:: HOW TO COMPLETE THIS TASK ::
Nothing but the lines from the one containing "Serialize everything readable" through the end of the entries should be set down, each exactly as written.

*** SUPPLIED RECORDS ***

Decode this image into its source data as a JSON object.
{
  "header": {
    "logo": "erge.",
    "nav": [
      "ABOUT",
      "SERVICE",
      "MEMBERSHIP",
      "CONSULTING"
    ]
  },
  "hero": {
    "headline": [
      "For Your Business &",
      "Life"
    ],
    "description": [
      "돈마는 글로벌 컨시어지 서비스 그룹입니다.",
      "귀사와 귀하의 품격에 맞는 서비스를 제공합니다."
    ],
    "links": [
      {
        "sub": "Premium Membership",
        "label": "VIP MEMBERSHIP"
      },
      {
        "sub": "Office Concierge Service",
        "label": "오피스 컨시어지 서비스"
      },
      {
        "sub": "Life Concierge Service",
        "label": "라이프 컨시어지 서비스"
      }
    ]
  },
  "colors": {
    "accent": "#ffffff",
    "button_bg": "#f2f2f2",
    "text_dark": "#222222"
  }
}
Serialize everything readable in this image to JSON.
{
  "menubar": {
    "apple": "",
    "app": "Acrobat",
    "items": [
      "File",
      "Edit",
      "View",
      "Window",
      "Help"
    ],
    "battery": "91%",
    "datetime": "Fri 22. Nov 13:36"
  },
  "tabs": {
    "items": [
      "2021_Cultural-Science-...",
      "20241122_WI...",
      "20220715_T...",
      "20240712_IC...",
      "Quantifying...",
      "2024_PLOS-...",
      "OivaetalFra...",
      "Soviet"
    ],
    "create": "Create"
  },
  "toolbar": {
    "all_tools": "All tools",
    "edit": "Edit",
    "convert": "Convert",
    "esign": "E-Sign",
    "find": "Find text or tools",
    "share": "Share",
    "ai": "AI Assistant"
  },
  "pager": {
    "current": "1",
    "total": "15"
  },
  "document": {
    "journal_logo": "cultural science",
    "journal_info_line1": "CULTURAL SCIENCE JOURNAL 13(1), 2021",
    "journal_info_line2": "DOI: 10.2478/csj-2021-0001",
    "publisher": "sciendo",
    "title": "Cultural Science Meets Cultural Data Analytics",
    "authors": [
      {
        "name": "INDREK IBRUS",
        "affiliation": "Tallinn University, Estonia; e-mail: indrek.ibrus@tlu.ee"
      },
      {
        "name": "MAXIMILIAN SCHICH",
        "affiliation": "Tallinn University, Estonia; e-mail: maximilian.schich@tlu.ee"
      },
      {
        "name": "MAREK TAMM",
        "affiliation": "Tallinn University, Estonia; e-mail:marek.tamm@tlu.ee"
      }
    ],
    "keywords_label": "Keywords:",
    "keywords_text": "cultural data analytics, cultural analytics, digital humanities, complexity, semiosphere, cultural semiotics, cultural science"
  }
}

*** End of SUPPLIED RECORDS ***

:: SOLUTION FOR THIS PROBLEM ::
Serialize everything readable in this image to JSON.
{
  "menubar": {
    "apple": "",
    "app": "Acrobat",
    "items": [
      "File",
      "Edit",
      "View",
      "Window",
      "Help"
    ],
    "battery": "91%",
    "datetime": "Fri 22. Nov 13:36"
  },
  "tabs": {
    "items": [
      "2021_Cultural-Science-...",
      "20241122_WI...",
      "20220715_T...",
      "20240712_IC...",
      "Quantifying...",
      "2024_PLOS-...",
      "OivaetalFra...",
      "Soviet"
    ],
    "create": "Create"
  },
  "toolbar": {
    "all_tools": "All tools",
    "edit": "Edit",
    "convert": "Convert",
    "esign": "E-Sign",
    "find": "Find text or tools",
    "share": "Share",
    "ai": "AI Assistant"
  },
  "pager": {
    "current": "1",
    "total": "15"
  },
  "document": {
    "journal_logo": "cultural science",
    "journal_info_line1": "CULTURAL SCIENCE JOURNAL 13(1), 2021",
    "journal_info_line2": "DOI: 10.2478/csj-2021-0001",
    "publisher": "sciendo",
    "title": "Cultural Science Meets Cultural Data Analytics",
    "authors": [
      {
        "name": "INDREK IBRUS",
        "affiliation": "Tallinn University, Estonia; e-mail: indrek.ibrus@tlu.ee"
      },
      {
        "name": "MAXIMILIAN SCHICH",
        "affiliation": "Tallinn University, Estonia; e-mail: maximilian.schich@tlu.ee"
      },
      {
        "name": "MAREK TAMM",
        "affiliation": "Tallinn University, Estonia; e-mail:marek.tamm@tlu.ee"
      }
    ],
    "keywords_label": "Keywords:",
    "keywords_text": "cultural data analytics, cultural analytics, digital humanities, complexity, semiosphere, cultural semiotics, cultural science"
  }
}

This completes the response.